This discharge helps protect against infections and may change in appearance and consistency depending on the stage of the cycle. It is important to be aware of any changes in the discharge and to contact a doctor if any unusual smells, colors, or textures are observed. (15)
Can I have vaginal infections if I am not sexually active?
Vulvovaginal candidiasis and bacterial vaginosis can develop independently of sexual activity, but trichomoniasis is mainly transmitted through sexual contact.
It is important to practice safe sex to reduce the risk of contracting trichomoniasis and other sexually transmitted infections. It is also recommended to see a doctor if any unusual discharge or symptoms are observed. (15)
Is vaginal discharge normal when you are not on your period?
Experts say that white or clear discharge from the vagina helps keep it clean. It is normal for your body to produce around a teaspoon of vaginal discharge every day, but this amount may vary depending on the stage of your menstrual cycle.
What is the vaginal discharge during the menstrual cycle?
Professionals explain that during ovulation, when eggs are released from the ovaries, the discharge may become thin and stretchy, such as egg whites. As you get closer to your period, the discharge may become thicker and stickier.
Vaginal discharge should not contain any smell, and if it does, you should contact your doctor as it may be a sign of infection.
Is vaginal infection common in children?
Vaginal infections in children can occur, especially in girls between the ages of 2 and 6 years.

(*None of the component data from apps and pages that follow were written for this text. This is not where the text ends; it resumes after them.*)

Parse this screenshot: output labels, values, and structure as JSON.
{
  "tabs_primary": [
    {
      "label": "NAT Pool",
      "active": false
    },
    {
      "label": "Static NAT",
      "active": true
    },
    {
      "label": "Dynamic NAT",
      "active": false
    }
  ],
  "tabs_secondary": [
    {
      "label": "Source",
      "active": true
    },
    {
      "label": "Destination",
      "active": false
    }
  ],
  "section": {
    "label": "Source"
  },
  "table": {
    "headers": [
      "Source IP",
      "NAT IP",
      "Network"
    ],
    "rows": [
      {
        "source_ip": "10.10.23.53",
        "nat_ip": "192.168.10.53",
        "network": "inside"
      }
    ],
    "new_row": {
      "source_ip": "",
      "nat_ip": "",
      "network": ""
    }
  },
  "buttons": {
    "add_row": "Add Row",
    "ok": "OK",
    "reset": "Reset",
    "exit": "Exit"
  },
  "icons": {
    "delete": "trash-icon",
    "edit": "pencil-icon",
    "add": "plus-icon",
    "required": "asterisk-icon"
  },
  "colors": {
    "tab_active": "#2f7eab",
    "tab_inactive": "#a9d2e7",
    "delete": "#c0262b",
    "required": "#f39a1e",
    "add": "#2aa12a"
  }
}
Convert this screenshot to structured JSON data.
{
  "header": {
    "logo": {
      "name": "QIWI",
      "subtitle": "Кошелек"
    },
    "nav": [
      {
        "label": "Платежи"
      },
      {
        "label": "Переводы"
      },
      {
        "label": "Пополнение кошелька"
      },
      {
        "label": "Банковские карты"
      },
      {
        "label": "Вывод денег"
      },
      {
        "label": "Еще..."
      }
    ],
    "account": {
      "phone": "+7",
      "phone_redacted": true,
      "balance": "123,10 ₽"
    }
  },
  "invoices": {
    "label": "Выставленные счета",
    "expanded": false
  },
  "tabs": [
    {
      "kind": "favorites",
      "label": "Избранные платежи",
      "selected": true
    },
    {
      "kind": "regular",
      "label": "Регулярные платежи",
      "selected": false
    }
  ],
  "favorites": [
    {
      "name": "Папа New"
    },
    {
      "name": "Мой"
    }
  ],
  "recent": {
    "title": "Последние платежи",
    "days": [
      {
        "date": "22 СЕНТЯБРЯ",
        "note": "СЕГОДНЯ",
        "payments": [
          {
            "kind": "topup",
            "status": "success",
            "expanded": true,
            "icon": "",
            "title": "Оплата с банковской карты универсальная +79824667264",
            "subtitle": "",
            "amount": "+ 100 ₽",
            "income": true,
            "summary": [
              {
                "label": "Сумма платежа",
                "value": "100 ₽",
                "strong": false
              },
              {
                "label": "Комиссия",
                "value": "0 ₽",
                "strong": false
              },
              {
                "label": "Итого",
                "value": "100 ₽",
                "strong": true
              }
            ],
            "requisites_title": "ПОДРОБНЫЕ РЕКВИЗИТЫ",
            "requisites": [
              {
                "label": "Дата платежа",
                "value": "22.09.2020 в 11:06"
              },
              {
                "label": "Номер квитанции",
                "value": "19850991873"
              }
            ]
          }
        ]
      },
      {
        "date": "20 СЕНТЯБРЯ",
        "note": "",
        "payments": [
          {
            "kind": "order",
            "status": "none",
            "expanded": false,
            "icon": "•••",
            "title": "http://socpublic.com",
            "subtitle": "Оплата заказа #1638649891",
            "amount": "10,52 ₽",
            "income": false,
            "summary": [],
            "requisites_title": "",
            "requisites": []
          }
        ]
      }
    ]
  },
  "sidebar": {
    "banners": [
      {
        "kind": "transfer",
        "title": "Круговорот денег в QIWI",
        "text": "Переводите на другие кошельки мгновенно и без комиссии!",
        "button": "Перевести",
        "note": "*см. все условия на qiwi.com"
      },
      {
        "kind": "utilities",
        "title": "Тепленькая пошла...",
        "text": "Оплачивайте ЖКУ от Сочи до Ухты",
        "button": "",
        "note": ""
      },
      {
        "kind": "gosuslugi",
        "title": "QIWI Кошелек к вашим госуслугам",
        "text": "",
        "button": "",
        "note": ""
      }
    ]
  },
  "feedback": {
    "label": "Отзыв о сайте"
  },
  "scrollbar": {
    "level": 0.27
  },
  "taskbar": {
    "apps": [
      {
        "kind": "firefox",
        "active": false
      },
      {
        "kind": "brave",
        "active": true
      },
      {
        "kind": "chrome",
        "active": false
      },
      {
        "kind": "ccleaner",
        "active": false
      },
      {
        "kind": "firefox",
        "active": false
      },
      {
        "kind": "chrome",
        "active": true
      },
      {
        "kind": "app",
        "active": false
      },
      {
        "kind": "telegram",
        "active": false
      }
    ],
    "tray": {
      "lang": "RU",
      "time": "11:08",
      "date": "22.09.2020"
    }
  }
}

One of the main reasons for these infections is poor hygiene in the genital area. For example, wiping from back to front after using the bathroom or forgetting to wash the hands can increase the risk of infection. (16)
Certain chemicals found in bubble baths or soaps can also irritate the vulva (the outer part of the vagina) and cause inflammation and itching. This irritation may happen repeatedly.
Sometimes, vaginal infections in children can be caused by foreign objects that accidentally get inserted into the vagina. Experts warn that this can lead to a type of infection called nonspecific vaginitis, which may result in a small amount of bloody discharge.
Vaginal discharge can be dealt with naturally with the use of remedies and by following a proper diet that facilitates rehabilitation of normal vaginal flora grades. Nonetheless, if the discharge continues long after home treatment, you should seek help from your doctor.